The training sessions ended at 6PM each day but that didn’t mean that the activities stopped there. The hours after dinners were full of activities such as film screenings, discussions, stencil workshops, yoga, capoeira, gingerbread baking competitions, and of course hackerspaces that were open every night for everyone to learn from each other with regards to digital security and beyond, as well as for holding small meetings. In fact, we ended almost every day at around 11PM!
All in all, it was a great life-experience for me. Meeting feminists from all over the world, learning new skills, gaining new knowledge and insights, and knowing that I had support for doing what I have been doing from contemporaries from around the world, all with their own respective stories to share.
It was an afternoon of heavy rain in Jakarta, but it didn’t hamper the spirits of EngageMedia and OBR Indonesia in hosting the film screening for International Migrants Day at Coffeewar, Kemang, South Jakarta. As we kicked off the event, around 30 people were cozying up at the café to watch the films.
Two of the films being shown were 'Perangkap' and 'Perjuangan Seorang Ibu' from Crossroads, our collection of advocacy videos for and by migrant workers, along with 'Jalan Pulang' by Yayasan Jurnal Perempuan.
The post-screening discussion included resource persons Dinda Nuuranisaa Yura from Solidaritas Perempuan, an organization focusing on women migrant workers issues, and Zely Ariane from Perempuan Mahardika, an organization that organizes women factory workers. They both spoke on the situation of women migrant workers and the similarity of the issues faced by women factory workers.
We were very thankful that there were some former migrant workers who came to the event and shared their heartfelt experiences of working abroad as well as their inspiring stories of fighting for their rights. Also discussed was how women from different sectors of society should unite to fight for the rights of all women, from which we came up with a set of concrete strategies that we could all work together on.
This event served as the first Indonesian screening for the outreach we are doing for Crossroads this year, and we hit the road in February to visit a number of cities for more screenings - So stay tuned!
On 29 Nov 2014, Crossroads, our collection of advocacy videos on migrant workers, refugees, and stateless people in Malaysia, was screened to 100 first-year Law students at Universiti Malaya, Kuala Lumpur.
Representatives from Pusat KOMAS and Tenaganita, our local partners for Crossroads outreach in Malaysia, presented the films Polis Pao, Perangkap, and the animated clip, Terabai.
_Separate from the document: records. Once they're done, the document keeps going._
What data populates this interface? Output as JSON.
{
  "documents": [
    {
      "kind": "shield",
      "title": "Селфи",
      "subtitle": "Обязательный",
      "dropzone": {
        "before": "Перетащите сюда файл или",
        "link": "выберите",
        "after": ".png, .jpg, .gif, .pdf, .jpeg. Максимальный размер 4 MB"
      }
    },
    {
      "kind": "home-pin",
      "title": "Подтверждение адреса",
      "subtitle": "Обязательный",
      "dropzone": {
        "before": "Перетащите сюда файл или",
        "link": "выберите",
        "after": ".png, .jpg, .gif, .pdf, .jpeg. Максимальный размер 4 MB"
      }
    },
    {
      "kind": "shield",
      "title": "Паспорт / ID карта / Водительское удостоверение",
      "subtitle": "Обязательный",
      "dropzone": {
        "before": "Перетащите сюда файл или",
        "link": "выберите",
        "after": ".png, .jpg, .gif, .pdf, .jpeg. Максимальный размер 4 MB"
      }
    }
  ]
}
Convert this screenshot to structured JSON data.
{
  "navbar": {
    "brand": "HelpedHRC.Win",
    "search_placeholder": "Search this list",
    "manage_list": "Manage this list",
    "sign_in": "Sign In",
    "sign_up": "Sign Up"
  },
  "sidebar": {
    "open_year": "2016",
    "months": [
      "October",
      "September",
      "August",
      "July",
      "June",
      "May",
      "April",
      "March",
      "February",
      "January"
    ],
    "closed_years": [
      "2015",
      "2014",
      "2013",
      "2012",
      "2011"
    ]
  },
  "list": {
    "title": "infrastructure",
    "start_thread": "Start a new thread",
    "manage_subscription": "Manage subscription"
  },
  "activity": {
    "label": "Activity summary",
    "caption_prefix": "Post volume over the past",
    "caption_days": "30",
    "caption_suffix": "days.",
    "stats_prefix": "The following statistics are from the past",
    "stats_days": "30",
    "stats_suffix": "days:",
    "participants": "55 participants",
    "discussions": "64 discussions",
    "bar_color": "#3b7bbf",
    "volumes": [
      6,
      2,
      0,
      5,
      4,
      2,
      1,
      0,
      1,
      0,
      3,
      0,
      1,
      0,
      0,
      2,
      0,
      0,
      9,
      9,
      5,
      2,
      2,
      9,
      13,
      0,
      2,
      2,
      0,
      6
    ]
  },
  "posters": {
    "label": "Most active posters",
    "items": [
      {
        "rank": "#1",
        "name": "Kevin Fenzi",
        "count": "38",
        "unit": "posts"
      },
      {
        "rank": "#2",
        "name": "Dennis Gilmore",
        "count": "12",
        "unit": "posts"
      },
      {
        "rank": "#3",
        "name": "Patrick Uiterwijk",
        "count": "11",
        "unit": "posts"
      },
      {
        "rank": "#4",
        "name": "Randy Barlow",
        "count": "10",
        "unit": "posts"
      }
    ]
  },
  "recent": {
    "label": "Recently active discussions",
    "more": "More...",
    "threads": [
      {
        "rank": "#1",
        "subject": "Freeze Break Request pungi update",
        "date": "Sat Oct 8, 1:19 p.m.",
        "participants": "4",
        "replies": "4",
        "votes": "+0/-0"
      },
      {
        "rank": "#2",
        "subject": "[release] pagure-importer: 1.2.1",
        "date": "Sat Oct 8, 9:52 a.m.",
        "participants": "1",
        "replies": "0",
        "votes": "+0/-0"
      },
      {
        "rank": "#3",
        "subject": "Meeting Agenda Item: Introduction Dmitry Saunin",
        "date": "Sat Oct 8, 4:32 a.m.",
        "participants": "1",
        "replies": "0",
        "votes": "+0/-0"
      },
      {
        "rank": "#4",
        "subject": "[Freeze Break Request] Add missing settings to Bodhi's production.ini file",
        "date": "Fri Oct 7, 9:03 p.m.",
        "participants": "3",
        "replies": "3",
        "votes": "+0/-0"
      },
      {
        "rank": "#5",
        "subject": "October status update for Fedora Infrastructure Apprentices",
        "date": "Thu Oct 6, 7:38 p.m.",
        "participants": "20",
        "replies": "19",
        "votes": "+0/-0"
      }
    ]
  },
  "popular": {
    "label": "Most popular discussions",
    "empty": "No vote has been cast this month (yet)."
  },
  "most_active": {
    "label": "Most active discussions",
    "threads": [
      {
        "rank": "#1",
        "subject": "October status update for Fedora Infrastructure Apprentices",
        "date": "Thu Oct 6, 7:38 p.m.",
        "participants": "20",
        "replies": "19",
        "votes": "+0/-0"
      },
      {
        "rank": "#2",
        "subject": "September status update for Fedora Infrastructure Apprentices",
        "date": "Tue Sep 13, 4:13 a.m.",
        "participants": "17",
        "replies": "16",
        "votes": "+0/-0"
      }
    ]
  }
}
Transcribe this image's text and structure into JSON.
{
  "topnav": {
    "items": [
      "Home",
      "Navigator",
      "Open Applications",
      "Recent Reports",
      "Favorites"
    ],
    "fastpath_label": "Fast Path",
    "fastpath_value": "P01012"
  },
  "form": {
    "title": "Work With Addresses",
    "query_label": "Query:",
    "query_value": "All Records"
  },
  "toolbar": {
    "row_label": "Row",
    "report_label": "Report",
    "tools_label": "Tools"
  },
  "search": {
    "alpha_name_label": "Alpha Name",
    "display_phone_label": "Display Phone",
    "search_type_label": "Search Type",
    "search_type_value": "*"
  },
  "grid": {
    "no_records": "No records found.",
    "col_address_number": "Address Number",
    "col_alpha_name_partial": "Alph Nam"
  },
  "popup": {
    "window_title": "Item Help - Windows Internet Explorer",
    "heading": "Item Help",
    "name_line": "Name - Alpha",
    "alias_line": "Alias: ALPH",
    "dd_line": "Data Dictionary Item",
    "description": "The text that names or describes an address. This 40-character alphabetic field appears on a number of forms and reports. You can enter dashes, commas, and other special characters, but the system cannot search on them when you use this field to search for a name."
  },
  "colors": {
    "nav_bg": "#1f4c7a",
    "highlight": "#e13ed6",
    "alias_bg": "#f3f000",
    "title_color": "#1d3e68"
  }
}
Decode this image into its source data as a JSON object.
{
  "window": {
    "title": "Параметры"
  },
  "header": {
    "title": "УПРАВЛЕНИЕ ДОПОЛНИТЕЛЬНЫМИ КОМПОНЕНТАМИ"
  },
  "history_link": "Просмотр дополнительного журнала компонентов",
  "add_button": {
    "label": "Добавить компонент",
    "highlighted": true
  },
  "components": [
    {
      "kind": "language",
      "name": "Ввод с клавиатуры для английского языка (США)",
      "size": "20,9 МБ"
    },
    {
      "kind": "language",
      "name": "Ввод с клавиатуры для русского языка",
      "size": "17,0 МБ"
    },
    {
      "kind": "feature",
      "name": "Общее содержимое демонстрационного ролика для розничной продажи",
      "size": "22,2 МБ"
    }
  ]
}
Both organisations had also recently worked together to screen Crossroads on International Migrants Day 2014.
The students asked several questions during the Q&A sessions conducted after each video, and expressed their enjoyment of the interactive event. Fajar from Tenaganita effectively managed to shed light on the negative perspectives on migrant workers that some of the students seemed to have, such as, "They take the jobs of locals", "They cause crime", and "They come here through illegal means".
We concluded by sharing that every human being has a right to livelihood and movement, and so should be allowed to travel to wherever necessary, especially to survive, but within the limits of the laws of the countries that they are traveling to and from.
With the Crossroads videos as a medium for more similar engagements with the Malaysian public, we hope to play our part in changing perceptions on migrants there, one screening at a time.